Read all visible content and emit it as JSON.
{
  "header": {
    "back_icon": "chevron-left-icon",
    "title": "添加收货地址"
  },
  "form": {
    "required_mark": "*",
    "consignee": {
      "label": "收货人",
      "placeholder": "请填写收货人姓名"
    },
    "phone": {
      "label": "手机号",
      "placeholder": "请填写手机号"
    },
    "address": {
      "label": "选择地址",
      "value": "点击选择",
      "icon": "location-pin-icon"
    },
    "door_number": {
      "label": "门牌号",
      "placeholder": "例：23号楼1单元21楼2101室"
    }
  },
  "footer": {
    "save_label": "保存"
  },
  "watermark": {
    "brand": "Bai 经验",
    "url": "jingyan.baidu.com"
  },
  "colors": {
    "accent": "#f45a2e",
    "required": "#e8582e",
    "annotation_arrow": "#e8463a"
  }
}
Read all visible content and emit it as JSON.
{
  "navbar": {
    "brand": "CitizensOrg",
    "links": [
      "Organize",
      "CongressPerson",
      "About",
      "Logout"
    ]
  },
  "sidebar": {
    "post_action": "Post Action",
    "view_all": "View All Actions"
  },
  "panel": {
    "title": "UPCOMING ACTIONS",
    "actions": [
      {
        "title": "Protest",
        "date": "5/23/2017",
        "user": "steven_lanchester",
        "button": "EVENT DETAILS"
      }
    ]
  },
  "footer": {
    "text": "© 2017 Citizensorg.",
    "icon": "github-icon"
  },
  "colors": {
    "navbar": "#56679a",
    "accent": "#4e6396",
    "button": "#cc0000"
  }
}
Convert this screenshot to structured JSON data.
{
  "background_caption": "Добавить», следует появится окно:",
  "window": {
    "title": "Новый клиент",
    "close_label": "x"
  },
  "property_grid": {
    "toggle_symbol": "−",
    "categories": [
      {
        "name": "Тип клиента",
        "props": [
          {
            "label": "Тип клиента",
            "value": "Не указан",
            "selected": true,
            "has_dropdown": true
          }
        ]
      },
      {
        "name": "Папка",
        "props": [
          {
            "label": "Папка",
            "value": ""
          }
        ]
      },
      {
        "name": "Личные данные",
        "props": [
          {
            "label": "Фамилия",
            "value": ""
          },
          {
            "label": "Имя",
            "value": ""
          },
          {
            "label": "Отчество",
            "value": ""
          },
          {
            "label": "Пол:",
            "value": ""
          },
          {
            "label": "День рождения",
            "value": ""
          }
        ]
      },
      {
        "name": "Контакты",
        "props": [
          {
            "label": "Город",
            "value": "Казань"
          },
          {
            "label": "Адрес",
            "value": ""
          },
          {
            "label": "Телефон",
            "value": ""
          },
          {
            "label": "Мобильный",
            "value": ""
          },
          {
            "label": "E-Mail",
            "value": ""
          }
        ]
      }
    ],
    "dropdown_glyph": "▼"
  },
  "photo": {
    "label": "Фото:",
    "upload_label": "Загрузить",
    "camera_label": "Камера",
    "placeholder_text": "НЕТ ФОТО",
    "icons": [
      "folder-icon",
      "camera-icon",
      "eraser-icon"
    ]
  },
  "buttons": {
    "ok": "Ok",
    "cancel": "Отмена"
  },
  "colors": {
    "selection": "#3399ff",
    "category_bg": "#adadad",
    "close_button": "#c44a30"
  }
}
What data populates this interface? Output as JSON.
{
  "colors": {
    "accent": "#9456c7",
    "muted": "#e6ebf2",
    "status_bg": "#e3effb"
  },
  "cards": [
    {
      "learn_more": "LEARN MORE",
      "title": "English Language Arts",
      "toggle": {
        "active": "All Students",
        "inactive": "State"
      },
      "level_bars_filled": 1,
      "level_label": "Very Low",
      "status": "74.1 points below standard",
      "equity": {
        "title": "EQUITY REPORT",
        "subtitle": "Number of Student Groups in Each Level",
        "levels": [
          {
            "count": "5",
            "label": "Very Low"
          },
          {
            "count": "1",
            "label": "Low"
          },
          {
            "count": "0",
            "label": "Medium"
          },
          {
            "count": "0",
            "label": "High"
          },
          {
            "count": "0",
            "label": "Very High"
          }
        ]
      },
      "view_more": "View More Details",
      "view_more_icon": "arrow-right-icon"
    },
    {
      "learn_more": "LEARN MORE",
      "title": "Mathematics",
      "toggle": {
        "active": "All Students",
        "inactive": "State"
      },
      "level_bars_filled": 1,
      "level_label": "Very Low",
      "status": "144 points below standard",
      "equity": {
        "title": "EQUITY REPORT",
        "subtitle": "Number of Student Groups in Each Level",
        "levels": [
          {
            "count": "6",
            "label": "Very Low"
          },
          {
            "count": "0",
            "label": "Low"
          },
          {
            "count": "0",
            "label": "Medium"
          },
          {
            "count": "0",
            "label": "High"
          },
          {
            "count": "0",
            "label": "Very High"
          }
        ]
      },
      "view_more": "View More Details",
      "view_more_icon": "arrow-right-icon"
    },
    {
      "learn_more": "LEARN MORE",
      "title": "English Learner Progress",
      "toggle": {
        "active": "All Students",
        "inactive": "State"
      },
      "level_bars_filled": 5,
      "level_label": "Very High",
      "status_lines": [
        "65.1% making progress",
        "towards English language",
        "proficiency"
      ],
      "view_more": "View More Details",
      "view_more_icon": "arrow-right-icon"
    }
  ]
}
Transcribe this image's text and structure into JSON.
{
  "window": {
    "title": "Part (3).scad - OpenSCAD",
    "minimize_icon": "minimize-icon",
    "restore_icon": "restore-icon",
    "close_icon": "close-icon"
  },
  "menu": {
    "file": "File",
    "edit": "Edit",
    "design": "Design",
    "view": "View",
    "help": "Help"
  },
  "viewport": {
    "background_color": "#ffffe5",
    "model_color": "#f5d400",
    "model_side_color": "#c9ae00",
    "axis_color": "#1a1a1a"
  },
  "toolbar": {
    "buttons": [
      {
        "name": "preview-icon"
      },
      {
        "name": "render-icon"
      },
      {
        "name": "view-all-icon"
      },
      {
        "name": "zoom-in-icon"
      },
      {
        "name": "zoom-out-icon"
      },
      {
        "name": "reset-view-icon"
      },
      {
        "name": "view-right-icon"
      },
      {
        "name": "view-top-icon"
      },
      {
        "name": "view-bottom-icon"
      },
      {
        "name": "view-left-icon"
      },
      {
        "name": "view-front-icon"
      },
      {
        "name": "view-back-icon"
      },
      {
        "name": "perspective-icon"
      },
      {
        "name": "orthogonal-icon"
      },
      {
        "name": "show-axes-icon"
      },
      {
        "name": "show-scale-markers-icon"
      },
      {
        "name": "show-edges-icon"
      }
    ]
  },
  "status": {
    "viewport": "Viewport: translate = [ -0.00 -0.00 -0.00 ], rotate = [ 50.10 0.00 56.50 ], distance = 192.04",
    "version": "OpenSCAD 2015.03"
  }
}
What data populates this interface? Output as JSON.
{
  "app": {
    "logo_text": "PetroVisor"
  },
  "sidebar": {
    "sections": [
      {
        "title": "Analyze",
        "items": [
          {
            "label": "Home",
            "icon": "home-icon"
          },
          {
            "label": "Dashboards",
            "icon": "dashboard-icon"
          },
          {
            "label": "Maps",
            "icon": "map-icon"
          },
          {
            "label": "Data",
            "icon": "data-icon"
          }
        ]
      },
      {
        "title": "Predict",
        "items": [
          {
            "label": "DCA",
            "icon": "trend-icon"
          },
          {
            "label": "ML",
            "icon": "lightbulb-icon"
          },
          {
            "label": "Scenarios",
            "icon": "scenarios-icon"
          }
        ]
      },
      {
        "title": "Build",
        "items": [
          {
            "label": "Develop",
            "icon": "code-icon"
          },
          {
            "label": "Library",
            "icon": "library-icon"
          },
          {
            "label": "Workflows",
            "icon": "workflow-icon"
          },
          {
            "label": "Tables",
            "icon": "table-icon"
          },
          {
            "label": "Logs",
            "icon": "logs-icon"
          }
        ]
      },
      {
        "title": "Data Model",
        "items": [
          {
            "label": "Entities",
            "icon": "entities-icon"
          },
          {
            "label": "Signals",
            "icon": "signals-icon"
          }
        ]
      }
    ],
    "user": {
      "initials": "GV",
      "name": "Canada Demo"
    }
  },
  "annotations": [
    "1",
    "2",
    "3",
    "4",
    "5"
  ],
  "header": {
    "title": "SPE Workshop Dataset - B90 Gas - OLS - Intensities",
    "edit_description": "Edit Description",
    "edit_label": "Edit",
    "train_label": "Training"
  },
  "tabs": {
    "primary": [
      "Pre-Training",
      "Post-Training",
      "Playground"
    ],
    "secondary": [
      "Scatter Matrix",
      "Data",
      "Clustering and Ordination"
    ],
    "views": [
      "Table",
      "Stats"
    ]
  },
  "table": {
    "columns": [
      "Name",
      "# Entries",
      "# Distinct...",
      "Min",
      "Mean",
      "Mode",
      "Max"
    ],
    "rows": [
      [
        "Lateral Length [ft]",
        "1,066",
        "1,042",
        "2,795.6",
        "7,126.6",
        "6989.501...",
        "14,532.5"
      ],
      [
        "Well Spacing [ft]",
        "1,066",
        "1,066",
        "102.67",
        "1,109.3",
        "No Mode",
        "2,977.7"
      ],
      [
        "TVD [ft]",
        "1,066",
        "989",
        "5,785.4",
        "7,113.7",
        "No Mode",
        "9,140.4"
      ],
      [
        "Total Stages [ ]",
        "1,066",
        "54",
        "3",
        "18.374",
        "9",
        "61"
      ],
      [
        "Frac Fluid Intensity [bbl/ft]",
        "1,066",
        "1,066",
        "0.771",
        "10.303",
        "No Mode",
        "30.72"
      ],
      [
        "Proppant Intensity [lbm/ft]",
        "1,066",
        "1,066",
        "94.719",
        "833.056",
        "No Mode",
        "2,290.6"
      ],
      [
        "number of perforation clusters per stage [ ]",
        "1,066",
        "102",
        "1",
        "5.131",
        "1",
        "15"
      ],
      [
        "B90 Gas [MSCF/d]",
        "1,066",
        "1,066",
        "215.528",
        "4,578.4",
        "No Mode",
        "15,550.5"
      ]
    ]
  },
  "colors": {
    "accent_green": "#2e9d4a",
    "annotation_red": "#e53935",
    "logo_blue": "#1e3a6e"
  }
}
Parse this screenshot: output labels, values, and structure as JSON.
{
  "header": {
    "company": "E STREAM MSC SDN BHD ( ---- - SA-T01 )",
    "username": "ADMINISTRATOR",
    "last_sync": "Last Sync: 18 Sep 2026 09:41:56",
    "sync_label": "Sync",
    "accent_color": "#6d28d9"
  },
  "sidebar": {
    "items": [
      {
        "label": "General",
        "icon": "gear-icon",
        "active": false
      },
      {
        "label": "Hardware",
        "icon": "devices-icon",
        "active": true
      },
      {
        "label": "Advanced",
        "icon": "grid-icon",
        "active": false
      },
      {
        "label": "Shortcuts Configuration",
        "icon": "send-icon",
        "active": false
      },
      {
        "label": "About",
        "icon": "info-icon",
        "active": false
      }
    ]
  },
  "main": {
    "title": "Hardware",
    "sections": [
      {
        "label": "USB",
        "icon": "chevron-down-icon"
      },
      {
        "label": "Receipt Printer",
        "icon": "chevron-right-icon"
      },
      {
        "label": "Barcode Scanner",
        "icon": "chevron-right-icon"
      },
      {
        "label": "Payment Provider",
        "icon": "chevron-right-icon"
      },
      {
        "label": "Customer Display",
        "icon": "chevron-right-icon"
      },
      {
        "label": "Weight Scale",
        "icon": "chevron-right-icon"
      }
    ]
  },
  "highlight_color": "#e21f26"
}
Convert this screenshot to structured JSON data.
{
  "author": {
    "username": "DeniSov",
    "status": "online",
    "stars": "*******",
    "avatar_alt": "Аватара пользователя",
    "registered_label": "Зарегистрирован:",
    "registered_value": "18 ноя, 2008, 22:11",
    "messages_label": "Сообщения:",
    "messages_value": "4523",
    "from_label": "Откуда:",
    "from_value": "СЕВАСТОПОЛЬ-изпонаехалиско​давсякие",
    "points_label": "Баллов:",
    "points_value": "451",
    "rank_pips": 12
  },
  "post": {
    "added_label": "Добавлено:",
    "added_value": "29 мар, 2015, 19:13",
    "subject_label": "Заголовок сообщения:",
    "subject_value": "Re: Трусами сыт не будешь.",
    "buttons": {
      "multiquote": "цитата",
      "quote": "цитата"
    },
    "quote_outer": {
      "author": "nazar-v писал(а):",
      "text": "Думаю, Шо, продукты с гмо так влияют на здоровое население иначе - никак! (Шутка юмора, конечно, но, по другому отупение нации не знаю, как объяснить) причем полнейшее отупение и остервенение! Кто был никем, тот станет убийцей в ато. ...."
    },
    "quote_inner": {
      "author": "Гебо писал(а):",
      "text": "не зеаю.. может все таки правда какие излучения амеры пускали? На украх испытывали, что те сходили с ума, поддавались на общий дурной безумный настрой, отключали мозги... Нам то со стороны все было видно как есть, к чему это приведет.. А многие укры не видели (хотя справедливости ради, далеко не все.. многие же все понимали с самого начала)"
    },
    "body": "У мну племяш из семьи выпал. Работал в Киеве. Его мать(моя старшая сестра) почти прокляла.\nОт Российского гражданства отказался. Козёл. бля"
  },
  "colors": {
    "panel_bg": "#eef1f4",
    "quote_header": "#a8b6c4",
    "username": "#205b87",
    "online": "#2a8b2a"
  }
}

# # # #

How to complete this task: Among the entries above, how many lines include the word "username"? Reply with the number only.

Exercise answer: 3